The National Museum, Politics, and Nation Building in Brazil
For the first time in English, Brazil’s leading environmental historian, Regina Horta Duarte, brings us a nuanced analysis of the National Museum of Brazil’s contribution to that country’s formation and history. In Activist Biology, Duarte explores the careers of three of these scientists as they leveraged biology as a strategy for change. Devoted to educational initiatives, they organized exhibits, promoted educational film and radio, wrote books, published science communication magazines, fostered school museums, and authored textbooks for young people. Their approach was transdisciplinary, and their reliance on multimedia formats was pioneering.
Capturing a crucial period in Brazil’s history, this portrait of science as a creative and potentially transformative pathway will intrigue anyone fascinated by environmental history, museums, and the history of science. Duarte skillfully shows how Brazilian science furthered global scientific knowledge in ways that are relevant now more than ever.

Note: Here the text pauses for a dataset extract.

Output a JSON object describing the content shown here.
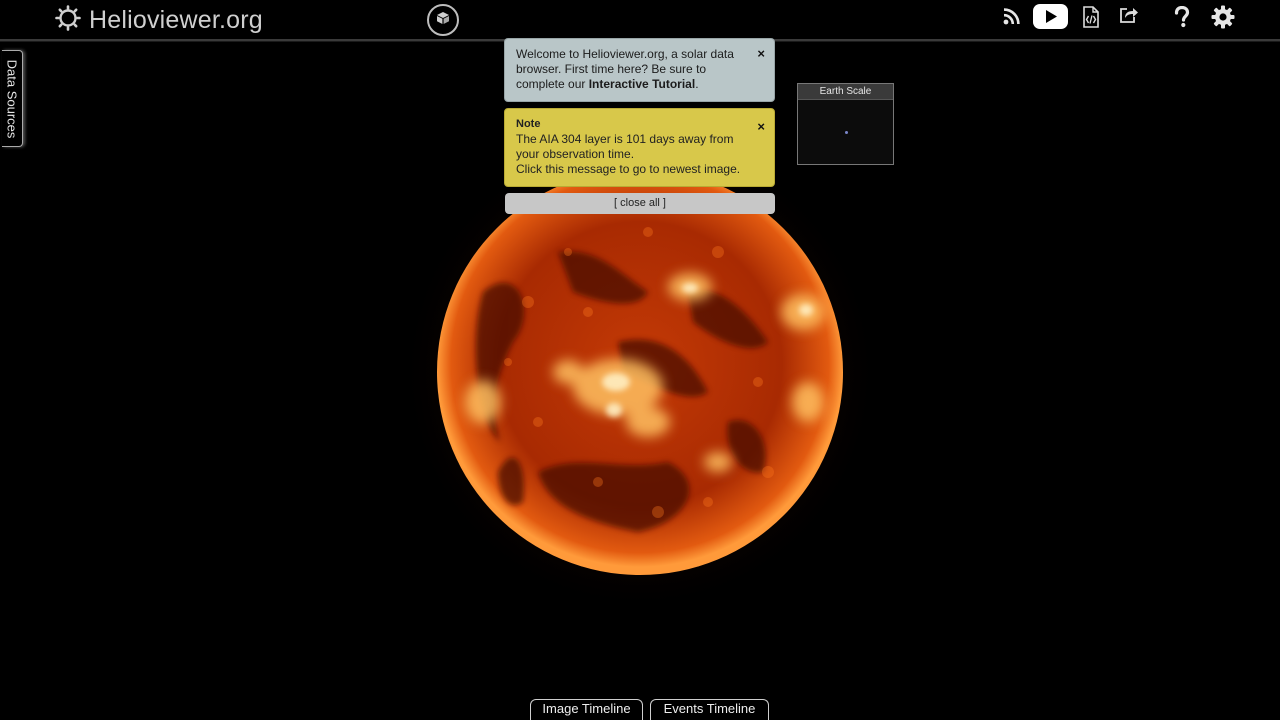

“Duarte’s book is convincing, thoroughly researched, and highly readable.”—Canadian Journal of Latin American and Caribbean Studies
“Offers a new perspective for understanding a critical moment of Brazilian history, when the country was going through a period of self-discovery and nation building.”—The Americas
“Duarte’s excellent history of Brazil’s National Museum gives readers an overview of the role of museums in society and how these shift with the political changes that take place.”—The Quarterly Review of Biology
“Duarte’s research brilliantly exposes the unique actions of Roquette-Pinto, Sampaio, and Leitão in the educational work of expanding the National Museum far beyond only exhibits and archive, and introduced it to different fields and technologies that expanded scientific knowledge across Brazil.”—Middle Atlantic Review of Latin American Studies
“Activist Biology deserves to find a home in the libraries of universities, students, and academics interested in museum history, nature conservation, environmental education, the history of science, and the history of natural history.”—Isis Book Review
“This is one of the first historical studies of its kind that moves into the mid-twentieth century and explores what happened to these institutions as natural history was replaced by more specialized disciplines.”—Stuart McCook, author of States of Nature: Science, Agriculture, and Environment in the Spanish Caribbean, 1760–1940